I'm always a little perplexed by this question, since I don't hold a position with a company - I own my own business as a virtual assistant, independently contracting with clients.
The things I love about being a virtual assistant are far too many to mention here (though maybe in another blog post), but for sure one of the top five is the plentiful opportunities out there to serve clients by doing work I love.
There is ample opportunity for me to write, help clients stay organized, even speak - all while working as an independent contractor from my home-office.
One of the many things I've come to appreciate over my years of being a virtual assistant is it's not about the perceived strength of my resume, but about the importance of my resilience.
Rather than job openings I compete against others for, there are opportunities I seek to fill.

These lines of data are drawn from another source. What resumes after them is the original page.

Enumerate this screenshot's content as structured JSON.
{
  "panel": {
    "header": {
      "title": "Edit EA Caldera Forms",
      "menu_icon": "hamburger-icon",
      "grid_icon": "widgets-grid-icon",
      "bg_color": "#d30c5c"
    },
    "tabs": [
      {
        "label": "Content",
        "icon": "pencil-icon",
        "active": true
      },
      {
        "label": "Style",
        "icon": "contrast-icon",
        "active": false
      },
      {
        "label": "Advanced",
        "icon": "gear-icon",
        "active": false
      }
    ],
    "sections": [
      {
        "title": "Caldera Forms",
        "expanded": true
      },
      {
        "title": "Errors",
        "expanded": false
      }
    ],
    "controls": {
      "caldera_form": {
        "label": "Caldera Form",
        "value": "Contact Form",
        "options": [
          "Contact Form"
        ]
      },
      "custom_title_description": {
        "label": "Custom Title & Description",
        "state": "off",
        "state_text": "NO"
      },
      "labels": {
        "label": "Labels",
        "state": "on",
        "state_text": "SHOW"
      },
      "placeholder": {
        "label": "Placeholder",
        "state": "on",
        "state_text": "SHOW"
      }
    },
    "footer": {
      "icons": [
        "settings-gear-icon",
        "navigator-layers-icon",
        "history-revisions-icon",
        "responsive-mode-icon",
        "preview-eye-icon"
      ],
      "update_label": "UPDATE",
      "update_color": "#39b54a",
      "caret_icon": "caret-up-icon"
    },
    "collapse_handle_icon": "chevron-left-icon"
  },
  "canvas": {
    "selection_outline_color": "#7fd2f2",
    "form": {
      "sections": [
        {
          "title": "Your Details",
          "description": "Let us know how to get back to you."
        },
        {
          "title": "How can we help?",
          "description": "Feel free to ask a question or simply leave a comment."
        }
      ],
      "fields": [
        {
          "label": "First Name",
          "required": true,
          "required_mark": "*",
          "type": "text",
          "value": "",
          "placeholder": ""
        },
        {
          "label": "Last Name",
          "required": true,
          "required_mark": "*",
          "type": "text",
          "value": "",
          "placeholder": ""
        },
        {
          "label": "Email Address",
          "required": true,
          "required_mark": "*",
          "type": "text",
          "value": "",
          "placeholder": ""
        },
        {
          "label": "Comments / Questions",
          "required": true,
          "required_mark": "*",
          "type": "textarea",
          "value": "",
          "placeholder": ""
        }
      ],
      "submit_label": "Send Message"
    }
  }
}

Granted, when I first started as a VA, I submitted my resume with my application. The woman who reviewed it complimented my resume. I remember her exact words being, "You've got a great resume. It's really impressive."
I wish I could remember what it was - that was several years and an entirely different computer ago.
While my resume made a great first impression, however, it wasn't what landed me the opportunity.
Resumes are important, and they're a great initial indicator on whether you're a potential fit. But it's how we back them up that matters.
My resume didn't tell my story, which at that point in my life was on the heels of the biggest tragedy I've ever experienced.
My resume didn't show I had buried a child, started a non-profit to help bereaved parents, or changed messy diapers in the middle of the night without ever opening my eyes (seriously a marketable skill, in my opinion).
My resume didn't showcase my love for writing, or for networking, or my knack for finding creative solutions, nor did it make mention I adore public speaking.
My resume listed tasks I was asked to do by others in a brief history of the work I had done up to that point.
But my resilience? My resourcefulness? My mad knitting skills? (Just seeing if you're still paying attention...) Those came through in my interview, and aligned with the character traits my first client was looking for.
I didn't land my first client because of what my resume said. I landed them because of what I said, honestly and forthrightly, during my interview.
Don't get hung up on job openings. Don't build text on a piece of paper to align with a job description you're not crazy excited about.
Rather than seeking available openings, broaden your search to the endless opportunities.
Showcase your resilience. Showcase your passions, your purpose, and your outright determination.
Then grab the opportunities by the horns, and make them work for you.